### WORK INSTRUCTION
Whatever the records contain, reproduce all of them exactly.
(RECORD SET begins)
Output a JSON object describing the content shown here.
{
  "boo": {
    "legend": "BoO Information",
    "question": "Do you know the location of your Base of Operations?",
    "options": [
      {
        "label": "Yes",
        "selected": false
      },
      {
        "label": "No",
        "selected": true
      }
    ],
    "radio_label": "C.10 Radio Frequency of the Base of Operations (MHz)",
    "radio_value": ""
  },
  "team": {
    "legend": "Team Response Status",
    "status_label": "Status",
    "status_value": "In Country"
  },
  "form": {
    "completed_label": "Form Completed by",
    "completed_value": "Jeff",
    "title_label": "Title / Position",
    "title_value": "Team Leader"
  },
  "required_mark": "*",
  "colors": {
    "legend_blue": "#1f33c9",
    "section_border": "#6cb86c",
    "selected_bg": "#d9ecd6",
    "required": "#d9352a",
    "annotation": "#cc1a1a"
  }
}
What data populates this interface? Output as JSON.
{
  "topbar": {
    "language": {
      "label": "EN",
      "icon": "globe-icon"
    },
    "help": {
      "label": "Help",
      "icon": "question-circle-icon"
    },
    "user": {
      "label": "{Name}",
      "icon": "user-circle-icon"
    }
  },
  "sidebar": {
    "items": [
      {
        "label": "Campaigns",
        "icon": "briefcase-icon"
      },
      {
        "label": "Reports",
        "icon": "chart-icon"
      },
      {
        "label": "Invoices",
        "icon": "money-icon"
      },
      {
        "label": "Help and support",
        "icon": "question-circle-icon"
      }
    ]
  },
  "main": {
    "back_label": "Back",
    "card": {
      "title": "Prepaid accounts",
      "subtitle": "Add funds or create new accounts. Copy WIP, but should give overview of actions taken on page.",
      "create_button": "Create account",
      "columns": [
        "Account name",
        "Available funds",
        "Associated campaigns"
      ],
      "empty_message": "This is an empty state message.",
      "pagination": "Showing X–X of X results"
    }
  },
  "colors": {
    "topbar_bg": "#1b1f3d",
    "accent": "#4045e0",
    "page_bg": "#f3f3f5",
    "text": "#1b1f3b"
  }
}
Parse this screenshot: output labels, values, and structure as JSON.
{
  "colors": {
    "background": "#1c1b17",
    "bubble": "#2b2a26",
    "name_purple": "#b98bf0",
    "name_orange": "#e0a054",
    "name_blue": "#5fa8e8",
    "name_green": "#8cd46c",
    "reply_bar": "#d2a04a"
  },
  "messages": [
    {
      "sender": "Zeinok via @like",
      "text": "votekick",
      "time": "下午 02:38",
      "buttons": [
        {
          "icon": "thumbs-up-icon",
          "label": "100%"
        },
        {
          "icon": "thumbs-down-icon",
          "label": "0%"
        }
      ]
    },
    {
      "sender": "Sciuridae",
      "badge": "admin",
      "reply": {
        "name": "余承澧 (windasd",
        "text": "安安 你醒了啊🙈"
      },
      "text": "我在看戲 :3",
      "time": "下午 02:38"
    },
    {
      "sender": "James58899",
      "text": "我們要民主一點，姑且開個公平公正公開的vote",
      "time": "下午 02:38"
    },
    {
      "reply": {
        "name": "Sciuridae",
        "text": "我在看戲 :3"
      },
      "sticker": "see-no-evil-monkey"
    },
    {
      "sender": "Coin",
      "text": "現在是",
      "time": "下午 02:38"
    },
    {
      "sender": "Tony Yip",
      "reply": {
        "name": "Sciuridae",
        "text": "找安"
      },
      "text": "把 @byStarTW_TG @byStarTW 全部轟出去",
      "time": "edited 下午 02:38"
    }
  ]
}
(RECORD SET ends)
### ANSWER TO THIS EXERCISE
Output a JSON object describing the content shown here.
{
  "boo": {
    "legend": "BoO Information",
    "question": "Do you know the location of your Base of Operations?",
    "options": [
      {
        "label": "Yes",
        "selected": false
      },
      {
        "label": "No",
        "selected": true
      }
    ],
    "radio_label": "C.10 Radio Frequency of the Base of Operations (MHz)",
    "radio_value": ""
  },
  "team": {
    "legend": "Team Response Status",
    "status_label": "Status",
    "status_value": "In Country"
  },
  "form": {
    "completed_label": "Form Completed by",
    "completed_value": "Jeff",
    "title_label": "Title / Position",
    "title_value": "Team Leader"
  },
  "required_mark": "*",
  "colors": {
    "legend_blue": "#1f33c9",
    "section_border": "#6cb86c",
    "selected_bg": "#d9ecd6",
    "required": "#d9352a",
    "annotation": "#cc1a1a"
  }
}
What data populates this interface? Output as JSON.
{
  "topbar": {
    "language": {
      "label": "EN",
      "icon": "globe-icon"
    },
    "help": {
      "label": "Help",
      "icon": "question-circle-icon"
    },
    "user": {
      "label": "{Name}",
      "icon": "user-circle-icon"
    }
  },
  "sidebar": {
    "items": [
      {
        "label": "Campaigns",
        "icon": "briefcase-icon"
      },
      {
        "label": "Reports",
        "icon": "chart-icon"
      },
      {
        "label": "Invoices",
        "icon": "money-icon"
      },
      {
        "label": "Help and support",
        "icon": "question-circle-icon"
      }
    ]
  },
  "main": {
    "back_label": "Back",
    "card": {
      "title": "Prepaid accounts",
      "subtitle": "Add funds or create new accounts. Copy WIP, but should give overview of actions taken on page.",
      "create_button": "Create account",
      "columns": [
        "Account name",
        "Available funds",
        "Associated campaigns"
      ],
      "empty_message": "This is an empty state message.",
      "pagination": "Showing X–X of X results"
    }
  },
  "colors": {
    "topbar_bg": "#1b1f3d",
    "accent": "#4045e0",
    "page_bg": "#f3f3f5",
    "text": "#1b1f3b"
  }
}
Parse this screenshot: output labels, values, and structure as JSON.
{
  "colors": {
    "background": "#1c1b17",
    "bubble": "#2b2a26",
    "name_purple": "#b98bf0",
    "name_orange": "#e0a054",
    "name_blue": "#5fa8e8",
    "name_green": "#8cd46c",
    "reply_bar": "#d2a04a"
  },
  "messages": [
    {
      "sender": "Zeinok via @like",
      "text": "votekick",
      "time": "下午 02:38",
      "buttons": [
        {
          "icon": "thumbs-up-icon",
          "label": "100%"
        },
        {
          "icon": "thumbs-down-icon",
          "label": "0%"
        }
      ]
    },
    {
      "sender": "Sciuridae",
      "badge": "admin",
      "reply": {
        "name": "余承澧 (windasd",
        "text": "安安 你醒了啊🙈"
      },
      "text": "我在看戲 :3",
      "time": "下午 02:38"
    },
    {
      "sender": "James58899",
      "text": "我們要民主一點，姑且開個公平公正公開的vote",
      "time": "下午 02:38"
    },
    {
      "reply": {
        "name": "Sciuridae",
        "text": "我在看戲 :3"
      },
      "sticker": "see-no-evil-monkey"
    },
    {
      "sender": "Coin",
      "text": "現在是",
      "time": "下午 02:38"
    },
    {
      "sender": "Tony Yip",
      "reply": {
        "name": "Sciuridae",
        "text": "找安"
      },
      "text": "把 @byStarTW_TG @byStarTW 全部轟出去",
      "time": "edited 下午 02:38"
    }
  ]
}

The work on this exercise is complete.